Acute exposure to 50-Hz magnetic fields increases interleukin-6 in young healthy men [poster] Conference Poster uri icon
  • Some epidemiologic studies have suggested that extremely low frequency magnetic fields (ELF-EMF) might affect human health, and, in particular, that the incidence of certain types of cancer might increase among individuals exposed to such fields. The present study was designed to look for possible effects of acute exposure to 50-Hz magnetic fields (10 µT) on the serum concentrations of pro- and anti-inflammatory cytokines, some of which may be producing changes in the immune system favoring a variety of chronic disease states including cancer.
    Thirty-two diurnally active young men (20 - 30 years old) were studied twice over a 24 hour span with blood drawing during each session at 11:00, 17:00, 22:00, 01:00, 04:00, 06:00 and 08:00. In one session, a subgroup of 16 subjects was exposed between 23:00 and 08:00 to the effects of a continuous linearly polarized magnetic field and in the other session to an intermittent field (1 hr “on” and 1 hr “off” with the field switched “on” and “off” every 15 seconds). The other subgroup of 16 underwent two sham treatment sessions.
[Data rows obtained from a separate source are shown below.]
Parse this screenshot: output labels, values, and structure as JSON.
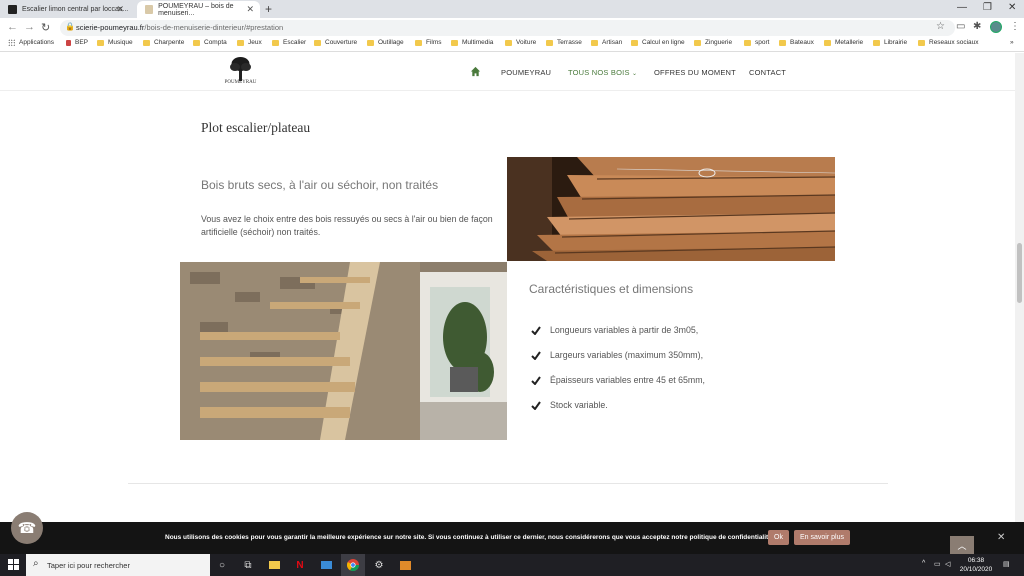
{
  "browser": {
    "tabs": [
      {
        "title": "Escalier limon central par loccas..."
      },
      {
        "title": "POUMEYRAU – bois de menuiseri..."
      }
    ],
    "url_domain": "scierie-poumeyrau.fr",
    "url_path": "/bois-de-menuiserie-dinterieur/#prestation",
    "bookmarks": [
      "Applications",
      "BEP",
      "Musique",
      "Charpente",
      "Compta",
      "Jeux",
      "Escalier",
      "Couverture",
      "Outillage",
      "Films",
      "Multimedia",
      "Voiture",
      "Terrasse",
      "Artisan",
      "Calcul en ligne",
      "Zinguerie",
      "sport",
      "Bateaux",
      "Metallerie",
      "Librairie",
      "Reseaux sociaux"
    ]
  },
  "site": {
    "logo_text": "POUMEYRAU",
    "nav": {
      "poumeyrau": "POUMEYRAU",
      "tous_nos_bois": "TOUS NOS BOIS",
      "offres": "OFFRES DU MOMENT",
      "contact": "CONTACT"
    },
    "title": "Plot escalier/plateau",
    "subtitle1": "Bois bruts secs, à l'air ou séchoir, non traités",
    "paragraph": "Vous avez le choix entre des bois ressuyés ou secs à l'air ou bien de façon artificielle (séchoir) non traités.",
    "subtitle2": "Caractéristiques et dimensions",
    "features": [
      "Longueurs variables à partir de 3m05,",
      "Largeurs variables (maximum 350mm),",
      "Épaisseurs variables entre 45 et 65mm,",
      "Stock variable."
    ]
  },
  "cookie": {
    "text": "Nous utilisons des cookies pour vous garantir la meilleure expérience sur notre site. Si vous continuez à utiliser ce dernier, nous considérerons que vous acceptez notre politique de confidentialité.",
    "ok": "Ok",
    "more": "En savoir plus"
  },
  "taskbar": {
    "search_placeholder": "Taper ici pour rechercher",
    "time": "06:38",
    "date": "20/10/2020"
  },
  "colors": {
    "accent_green": "#4a7a3c",
    "cookie_button": "#b07b6b",
    "brown_button": "#8a7d73"
  }
}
    Interleukin (IL)-1 beta (IL-1b), IL-2, IL-6, IL-1 receptor antagonist (IL-1RA), and the soluble interleukin-2 receptor (SolIL-2R) were assayed.
    Results analyzed by one-way ANOVA showed that exposure over 9 hours to an intermittent oscillatory 50-Hz magnetic field significantly increases the serum concentrations of IL-6, an interleukin with complex pro- and anti-inflammatory actions. There was no effect after exposure to a continuous 50-Hz electromagnetic field and no effect upon IL-1b, IL-2, and IL-1RA. The SolIL-2R was at all timepoints lower in the exposed subjects of both subgroups.

  • publication date
  • 2011
  • Research
  • Cancer
  • Environmental Exposure